The last time the exterior of my home was refinished was in 2008, about eight years ago, when we remodeled. At the time, we used Flood CWF in Cedar Tone, and despite some mold growing on the roof and mildew on the shingles, which is expected, the finish held up really well over the years. Before refinishing the siding, roof and tiles, we made sure to first properly clean the wood. On some of it we were able to use the Flood Pro Series Wood Cleaner. My family developed the first Flood wood cleaner in 1980, and today, the Pro Series Wood Cleaner can clean a deck in half the time it takes to power-wash while removing four times more dirt than water alone. This helped to ensure we removed the mold and mildew before applying the new finish.

Since my grandfather and brother were painting contractors, our family knows how important a quality product is to a project. To refinish my house, we used Flood Pro Series CWF-UV 5, again in Cedar Tone, for its UV protection, water repellency against rain and snow as well as penetrating protection below the wood surface. With only himself and two members of his team, Lee finished the entire project over the course of two weeks, and he credits that to the Flood products being labor friendly.

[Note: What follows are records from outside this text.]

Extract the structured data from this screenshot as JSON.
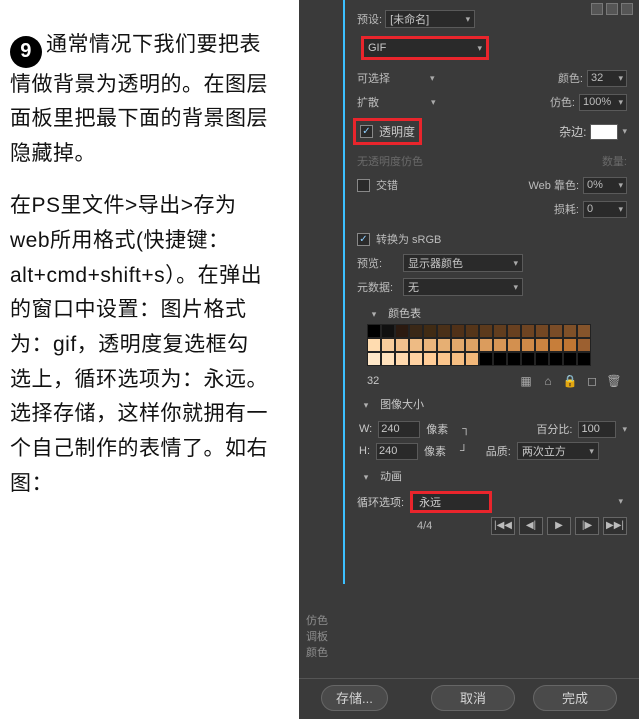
{
  "step_number": "9",
  "para1": "通常情况下我们要把表情做背景为透明的。在图层面板里把最下面的背景图层隐藏掉。",
  "para2": "在PS里文件>导出>存为web所用格式(快捷键：alt+cmd+shift+s）。在弹出的窗口中设置：图片格式为：gif，透明度复选框勾选上，循环选项为：永远。选择存储，这样你就拥有一个自己制作的表情了。如右图：",
  "panel": {
    "preset_label": "预设:",
    "preset_value": "[未命名]",
    "format_value": "GIF",
    "selectable_label": "可选择",
    "diffusion_label": "扩散",
    "transparency_label": "透明度",
    "no_trans_dither_label": "无透明度仿色",
    "interlaced_label": "交错",
    "color_label": "颜色:",
    "color_value": "32",
    "dither_label": "仿色:",
    "dither_value": "100%",
    "matte_label": "杂边:",
    "amount_label": "数量:",
    "web_snap_label": "Web 靠色:",
    "web_snap_value": "0%",
    "lossy_label": "损耗:",
    "lossy_value": "0",
    "convert_srgb_label": "转换为 sRGB",
    "preview_label": "预览:",
    "preview_value": "显示器颜色",
    "metadata_label": "元数据:",
    "metadata_value": "无",
    "color_table_label": "颜色表",
    "color_count": "32",
    "image_size_label": "图像大小",
    "width_label": "W:",
    "width_value": "240",
    "height_label": "H:",
    "height_value": "240",
    "pixel_label": "像素",
    "percent_label": "百分比:",
    "percent_value": "100",
    "quality_label": "品质:",
    "quality_value": "两次立方",
    "animation_label": "动画",
    "loop_label": "循环选项:",
    "loop_value": "永远",
    "frame_indicator": "4/4",
    "side_tab1": "仿色",
    "side_tab2": "调板",
    "side_tab3": "颜色",
    "btn_save": "存储...",
    "btn_cancel": "取消",
    "btn_done": "完成"
  },
  "swatches": [
    [
      "#000000",
      "#101010",
      "#2b1a10",
      "#3a2817",
      "#402b14",
      "#4a3018",
      "#503118",
      "#553519",
      "#5c3a1c",
      "#613d1e",
      "#684020",
      "#6e4422",
      "#734723",
      "#7a4c27",
      "#7f5028",
      "#85542b"
    ],
    [
      "#ffdcb0",
      "#f7cc9c",
      "#f2c18e",
      "#eebb84",
      "#eab57c",
      "#e6af73",
      "#e3a96c",
      "#dfa365",
      "#db9c5d",
      "#d79656",
      "#d3904f",
      "#cf8a48",
      "#cb8441",
      "#c77e3a",
      "#c07633",
      "#9c6030"
    ],
    [
      "#ffe7c8",
      "#ffe1bc",
      "#ffd9ae",
      "#ffd2a2",
      "#ffcc97",
      "#fbc58c",
      "#f6be82",
      "#f2b779",
      "#000000",
      "#000000",
      "#000000",
      "#000000",
      "#000000",
      "#000000",
      "#000000",
      "#000000"
    ]
  ]
}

Refinishing my home reaffirmed my belief that using products with a balance of great appearance and durability can save you from more work in the future. I also wanted to share a few other helpful hints for contractors or DIYers:

• Prepare before your project starts: Proper preparation not only helps to clean the wood, but also helps the stain’s appearance. Be sure to use a wood cleaner, rather than just a power washer, to ensure you are removing dirt, mold or mildew below the surface.

• Choose the right product for your project: Identifying the right products can make the difference for both appearance and protection. Being in Rhode Island, and having a background in the woodcare business, I understood the impact that the climate in the region can have on exterior wooden surfaces. As professionals, this knowledge, as well as the knowledge about the exterior wooden surfaces, will help to make sure we select the best product for the job and for our aesthetic expectations.

When our family owned the Flood business, we were committed to two core product values, quality and innovation, and I’m very pleased to see that these are still closely aligned with the Flood brand’s products today, owned by PPG.